In the course of animal morphogenesis, large-scale cell movements occur, which involve the rearrangement, mutual spreading, and compartmentalization of cell populations in specific configurations. Morphogenetic cell rearrangements such as cell sorting and mutual tissue spreading have been compared with the behaviors of immiscible liquids, which they closely resemble. Based on this similarity, it has been proposed that tissues behave as liquids and possess a characteristic surface tension, which arises as a collective, macroscopic property of groups of mobile, cohering cells. But how are tissue surface tensions generated? Different theories have been proposed to explain how mesoscopic cell properties such as cell-cell adhesion and contractility of cell interfaces may underlie tissue surface tensions. Although recent work suggests that both may be contributors, an explicit model for the dependence of tissue surface tension on these mesoscopic parameters has been missing. Here we show explicitly that the ratio of adhesion to cortical tension determines tissue surface tension. Our minimal model successfully explains the available experimental data and makes predictions, based on the feedback between mechanical energy and geometry, about the shapes of aggregate surface cells, which we verify experimentally.

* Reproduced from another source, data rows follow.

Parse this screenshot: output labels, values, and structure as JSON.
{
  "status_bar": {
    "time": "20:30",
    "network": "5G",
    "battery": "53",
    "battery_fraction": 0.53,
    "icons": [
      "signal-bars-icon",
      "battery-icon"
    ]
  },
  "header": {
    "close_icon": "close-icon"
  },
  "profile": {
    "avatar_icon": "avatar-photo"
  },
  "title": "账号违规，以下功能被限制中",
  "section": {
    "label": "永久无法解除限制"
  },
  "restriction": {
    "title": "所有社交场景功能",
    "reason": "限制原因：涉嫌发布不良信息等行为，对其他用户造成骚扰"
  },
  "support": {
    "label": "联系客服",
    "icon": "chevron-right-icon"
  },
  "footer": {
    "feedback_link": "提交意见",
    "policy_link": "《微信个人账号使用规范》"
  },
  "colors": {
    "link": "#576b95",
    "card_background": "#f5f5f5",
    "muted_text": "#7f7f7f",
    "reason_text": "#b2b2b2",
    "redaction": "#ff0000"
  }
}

This model indicates that there is a crossover from adhesion dominated to cortical-tension dominated behavior as a function of the ratio between these two quantities.
- Cell aggregate geometry
- Differential adhesion hypothesis
- Differential interfacial tension hypothesis
- Mathematical modeling
ASJC Scopus subject areas